-- Exercise requirements --
A word-for-word copy of the data is what's wanted; pictures stay out of it.

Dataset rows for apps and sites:
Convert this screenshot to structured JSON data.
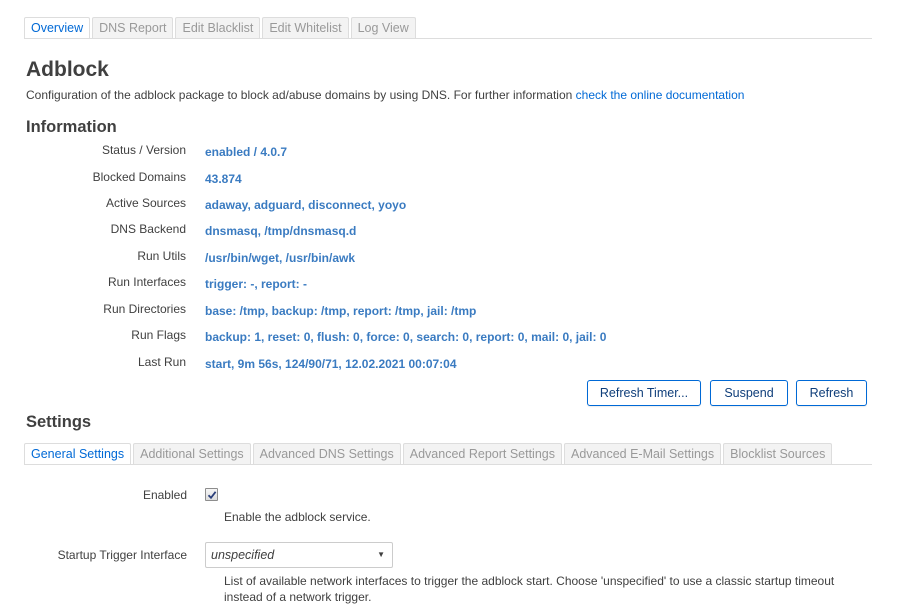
{
  "top_tabs": [
    {
      "label": "Overview",
      "active": true
    },
    {
      "label": "DNS Report",
      "active": false
    },
    {
      "label": "Edit Blacklist",
      "active": false
    },
    {
      "label": "Edit Whitelist",
      "active": false
    },
    {
      "label": "Log View",
      "active": false
    }
  ],
  "page": {
    "title": "Adblock",
    "description": "Configuration of the adblock package to block ad/abuse domains by using DNS. For further information ",
    "doc_link": "check the online documentation"
  },
  "information": {
    "heading": "Information",
    "rows": [
      {
        "label": "Status / Version",
        "value": "enabled / 4.0.7"
      },
      {
        "label": "Blocked Domains",
        "value": "43.874"
      },
      {
        "label": "Active Sources",
        "value": "adaway, adguard, disconnect, yoyo"
      },
      {
        "label": "DNS Backend",
        "value": "dnsmasq, /tmp/dnsmasq.d"
      },
      {
        "label": "Run Utils",
        "value": "/usr/bin/wget, /usr/bin/awk"
      },
      {
        "label": "Run Interfaces",
        "value": "trigger: -, report: -"
      },
      {
        "label": "Run Directories",
        "value": "base: /tmp, backup: /tmp, report: /tmp, jail: /tmp"
      },
      {
        "label": "Run Flags",
        "value": "backup: 1, reset: 0, flush: 0, force: 0, search: 0, report: 0, mail: 0, jail: 0"
      },
      {
        "label": "Last Run",
        "value": "start, 9m 56s, 124/90/71, 12.02.2021 00:07:04"
      }
    ]
  },
  "actions": {
    "refresh_timer": "Refresh Timer...",
    "suspend": "Suspend",
    "refresh": "Refresh"
  },
  "settings": {
    "heading": "Settings",
    "tabs": [
      {
        "label": "General Settings",
        "active": true
      },
      {
        "label": "Additional Settings",
        "active": false
      },
      {
        "label": "Advanced DNS Settings",
        "active": false
      },
      {
        "label": "Advanced Report Settings",
        "active": false
      },
      {
        "label": "Advanced E-Mail Settings",
        "active": false
      },
      {
        "label": "Blocklist Sources",
        "active": false
      }
    ],
    "enabled": {
      "label": "Enabled",
      "checked": true,
      "help": "Enable the adblock service."
    },
    "trigger": {
      "label": "Startup Trigger Interface",
      "value": "unspecified",
      "help_line1": "List of available network interfaces to trigger the adblock start. Choose 'unspecified' to use a classic startup timeout",
      "help_line2": "instead of a network trigger."
    }
  },
  "colors": {
    "accent": "#0069d6",
    "value_text": "#3a7bc1",
    "body_text": "#404040",
    "inactive_tab_text": "#999999"
  }
}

-- Problem solution --
Convert this screenshot to structured JSON data.
{
  "top_tabs": [
    {
      "label": "Overview",
      "active": true
    },
    {
      "label": "DNS Report",
      "active": false
    },
    {
      "label": "Edit Blacklist",
      "active": false
    },
    {
      "label": "Edit Whitelist",
      "active": false
    },
    {
      "label": "Log View",
      "active": false
    }
  ],
  "page": {
    "title": "Adblock",
    "description": "Configuration of the adblock package to block ad/abuse domains by using DNS. For further information ",
    "doc_link": "check the online documentation"
  },
  "information": {
    "heading": "Information",
    "rows": [
      {
        "label": "Status / Version",
        "value": "enabled / 4.0.7"
      },
      {
        "label": "Blocked Domains",
        "value": "43.874"
      },
      {
        "label": "Active Sources",
        "value": "adaway, adguard, disconnect, yoyo"
      },
      {
        "label": "DNS Backend",
        "value": "dnsmasq, /tmp/dnsmasq.d"
      },
      {
        "label": "Run Utils",
        "value": "/usr/bin/wget, /usr/bin/awk"
      },
      {
        "label": "Run Interfaces",
        "value": "trigger: -, report: -"
      },
      {
        "label": "Run Directories",
        "value": "base: /tmp, backup: /tmp, report: /tmp, jail: /tmp"
      },
      {
        "label": "Run Flags",
        "value": "backup: 1, reset: 0, flush: 0, force: 0, search: 0, report: 0, mail: 0, jail: 0"
      },
      {
        "label": "Last Run",
        "value": "start, 9m 56s, 124/90/71, 12.02.2021 00:07:04"
      }
    ]
  },
  "actions": {
    "refresh_timer": "Refresh Timer...",
    "suspend": "Suspend",
    "refresh": "Refresh"
  },
  "settings": {
    "heading": "Settings",
    "tabs": [
      {
        "label": "General Settings",
        "active": true
      },
      {
        "label": "Additional Settings",
        "active": false
      },
      {
        "label": "Advanced DNS Settings",
        "active": false
      },
      {
        "label": "Advanced Report Settings",
        "active": false
      },
      {
        "label": "Advanced E-Mail Settings",
        "active": false
      },
      {
        "label": "Blocklist Sources",
        "active": false
      }
    ],
    "enabled": {
      "label": "Enabled",
      "checked": true,
      "help": "Enable the adblock service."
    },
    "trigger": {
      "label": "Startup Trigger Interface",
      "value": "unspecified",
      "help_line1": "List of available network interfaces to trigger the adblock start. Choose 'unspecified' to use a classic startup timeout",
      "help_line2": "instead of a network trigger."
    }
  },
  "colors": {
    "accent": "#0069d6",
    "value_text": "#3a7bc1",
    "body_text": "#404040",
    "inactive_tab_text": "#999999"
  }
}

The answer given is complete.